Each line of the data below holding the word "price" must be copied.

Interface dataset entries —
+ + + +

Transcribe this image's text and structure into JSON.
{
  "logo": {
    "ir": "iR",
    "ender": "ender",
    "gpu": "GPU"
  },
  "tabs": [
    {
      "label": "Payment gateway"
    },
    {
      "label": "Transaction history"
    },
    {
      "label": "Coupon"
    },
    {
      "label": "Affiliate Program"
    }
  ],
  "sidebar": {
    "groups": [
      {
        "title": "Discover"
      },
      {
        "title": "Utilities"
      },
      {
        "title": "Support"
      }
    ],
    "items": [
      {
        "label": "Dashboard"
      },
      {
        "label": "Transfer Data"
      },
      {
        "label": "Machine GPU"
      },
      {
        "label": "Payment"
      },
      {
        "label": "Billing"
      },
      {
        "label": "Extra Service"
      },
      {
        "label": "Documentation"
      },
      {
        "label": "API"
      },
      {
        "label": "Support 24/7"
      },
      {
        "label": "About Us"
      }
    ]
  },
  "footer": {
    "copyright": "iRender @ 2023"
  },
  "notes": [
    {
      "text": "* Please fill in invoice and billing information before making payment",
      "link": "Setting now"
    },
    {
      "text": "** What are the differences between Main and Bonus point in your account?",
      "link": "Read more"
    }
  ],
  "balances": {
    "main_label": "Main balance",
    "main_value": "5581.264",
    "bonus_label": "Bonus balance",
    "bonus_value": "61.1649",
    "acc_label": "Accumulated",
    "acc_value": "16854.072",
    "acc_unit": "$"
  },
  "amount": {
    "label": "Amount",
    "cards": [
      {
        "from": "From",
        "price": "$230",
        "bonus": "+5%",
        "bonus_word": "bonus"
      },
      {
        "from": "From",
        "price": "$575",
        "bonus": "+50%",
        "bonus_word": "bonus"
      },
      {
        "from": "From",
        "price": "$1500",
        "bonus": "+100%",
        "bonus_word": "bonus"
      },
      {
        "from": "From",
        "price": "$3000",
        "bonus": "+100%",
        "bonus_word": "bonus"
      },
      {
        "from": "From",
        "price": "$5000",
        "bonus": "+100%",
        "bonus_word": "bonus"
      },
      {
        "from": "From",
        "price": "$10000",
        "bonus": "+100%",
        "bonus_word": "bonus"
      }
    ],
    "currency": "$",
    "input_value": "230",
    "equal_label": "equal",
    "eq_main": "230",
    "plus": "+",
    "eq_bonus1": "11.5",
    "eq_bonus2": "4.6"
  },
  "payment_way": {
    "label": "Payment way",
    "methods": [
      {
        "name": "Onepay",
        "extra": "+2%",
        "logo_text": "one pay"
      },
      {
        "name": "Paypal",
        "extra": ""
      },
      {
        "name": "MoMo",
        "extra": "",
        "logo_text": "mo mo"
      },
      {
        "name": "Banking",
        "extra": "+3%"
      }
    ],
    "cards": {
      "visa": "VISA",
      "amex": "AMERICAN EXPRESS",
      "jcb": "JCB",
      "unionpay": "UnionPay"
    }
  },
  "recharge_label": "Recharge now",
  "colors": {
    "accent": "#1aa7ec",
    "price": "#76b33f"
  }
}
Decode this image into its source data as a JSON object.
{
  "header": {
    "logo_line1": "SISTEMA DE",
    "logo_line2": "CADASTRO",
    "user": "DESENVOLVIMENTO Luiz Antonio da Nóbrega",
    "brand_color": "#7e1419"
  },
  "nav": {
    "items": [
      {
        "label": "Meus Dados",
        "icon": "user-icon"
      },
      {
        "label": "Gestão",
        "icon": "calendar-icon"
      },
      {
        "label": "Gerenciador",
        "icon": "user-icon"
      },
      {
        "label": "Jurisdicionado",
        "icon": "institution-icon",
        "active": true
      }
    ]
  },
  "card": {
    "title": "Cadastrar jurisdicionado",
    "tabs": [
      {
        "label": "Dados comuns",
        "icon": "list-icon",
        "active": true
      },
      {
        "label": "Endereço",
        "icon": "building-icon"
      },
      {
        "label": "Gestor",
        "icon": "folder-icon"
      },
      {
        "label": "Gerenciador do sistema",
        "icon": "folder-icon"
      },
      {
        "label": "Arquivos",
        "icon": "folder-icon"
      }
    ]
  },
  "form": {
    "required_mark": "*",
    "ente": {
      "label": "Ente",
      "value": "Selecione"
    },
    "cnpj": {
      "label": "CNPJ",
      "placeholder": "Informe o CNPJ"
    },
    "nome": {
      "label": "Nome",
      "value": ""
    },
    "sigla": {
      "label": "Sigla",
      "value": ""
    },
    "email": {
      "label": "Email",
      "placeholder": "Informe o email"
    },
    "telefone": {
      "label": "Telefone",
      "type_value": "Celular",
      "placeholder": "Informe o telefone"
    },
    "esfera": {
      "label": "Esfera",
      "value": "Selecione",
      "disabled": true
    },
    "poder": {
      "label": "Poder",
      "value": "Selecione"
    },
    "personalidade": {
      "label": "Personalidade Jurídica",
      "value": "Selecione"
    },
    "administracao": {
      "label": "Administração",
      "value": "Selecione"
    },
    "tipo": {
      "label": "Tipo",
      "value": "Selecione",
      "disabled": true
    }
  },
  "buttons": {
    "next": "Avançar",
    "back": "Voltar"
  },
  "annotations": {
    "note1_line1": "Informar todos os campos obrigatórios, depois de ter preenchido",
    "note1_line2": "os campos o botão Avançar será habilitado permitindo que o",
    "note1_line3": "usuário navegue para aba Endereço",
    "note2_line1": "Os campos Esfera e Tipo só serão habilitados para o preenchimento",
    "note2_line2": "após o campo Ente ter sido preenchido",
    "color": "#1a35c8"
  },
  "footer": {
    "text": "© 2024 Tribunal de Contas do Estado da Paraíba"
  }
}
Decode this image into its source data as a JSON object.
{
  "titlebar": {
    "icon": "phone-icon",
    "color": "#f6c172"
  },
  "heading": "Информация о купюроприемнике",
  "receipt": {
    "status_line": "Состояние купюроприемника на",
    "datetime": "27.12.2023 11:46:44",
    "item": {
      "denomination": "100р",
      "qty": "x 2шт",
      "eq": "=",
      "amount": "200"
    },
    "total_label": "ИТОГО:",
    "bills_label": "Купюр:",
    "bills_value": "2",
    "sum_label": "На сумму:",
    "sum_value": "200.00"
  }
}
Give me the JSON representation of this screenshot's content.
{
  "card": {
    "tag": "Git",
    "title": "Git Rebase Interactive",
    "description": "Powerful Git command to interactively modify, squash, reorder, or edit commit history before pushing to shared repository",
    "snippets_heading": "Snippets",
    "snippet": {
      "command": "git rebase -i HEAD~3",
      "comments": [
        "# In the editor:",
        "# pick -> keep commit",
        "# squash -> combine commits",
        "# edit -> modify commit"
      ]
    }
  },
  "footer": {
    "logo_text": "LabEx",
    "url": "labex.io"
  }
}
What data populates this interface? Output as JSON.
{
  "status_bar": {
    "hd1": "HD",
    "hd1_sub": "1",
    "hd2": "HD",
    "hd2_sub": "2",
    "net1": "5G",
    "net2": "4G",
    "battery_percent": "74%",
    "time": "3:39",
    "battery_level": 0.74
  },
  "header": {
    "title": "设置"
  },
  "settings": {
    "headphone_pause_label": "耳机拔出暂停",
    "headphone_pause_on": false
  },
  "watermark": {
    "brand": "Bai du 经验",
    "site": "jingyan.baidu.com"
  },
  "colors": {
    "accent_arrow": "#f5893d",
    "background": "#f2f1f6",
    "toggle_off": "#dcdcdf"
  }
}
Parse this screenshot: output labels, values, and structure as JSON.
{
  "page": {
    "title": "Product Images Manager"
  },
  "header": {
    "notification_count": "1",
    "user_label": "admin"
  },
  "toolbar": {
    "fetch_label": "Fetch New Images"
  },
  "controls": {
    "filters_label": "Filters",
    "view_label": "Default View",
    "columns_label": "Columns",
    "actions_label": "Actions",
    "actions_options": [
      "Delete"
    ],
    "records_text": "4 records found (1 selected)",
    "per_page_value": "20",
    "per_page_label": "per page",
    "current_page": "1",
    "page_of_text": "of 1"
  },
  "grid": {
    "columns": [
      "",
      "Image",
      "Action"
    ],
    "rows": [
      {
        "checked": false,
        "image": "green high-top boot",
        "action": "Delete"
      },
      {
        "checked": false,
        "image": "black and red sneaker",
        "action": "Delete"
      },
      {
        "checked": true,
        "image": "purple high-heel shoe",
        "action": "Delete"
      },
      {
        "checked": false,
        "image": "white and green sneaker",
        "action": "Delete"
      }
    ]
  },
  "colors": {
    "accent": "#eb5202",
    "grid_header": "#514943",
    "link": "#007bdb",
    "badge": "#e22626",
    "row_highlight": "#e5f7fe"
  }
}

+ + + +

Answer space —
        "price": "$230",
        "price": "$575",
        "price": "$1500",
        "price": "$3000",
        "price": "$5000",
        "price": "$10000",
    "price": "#76b33f"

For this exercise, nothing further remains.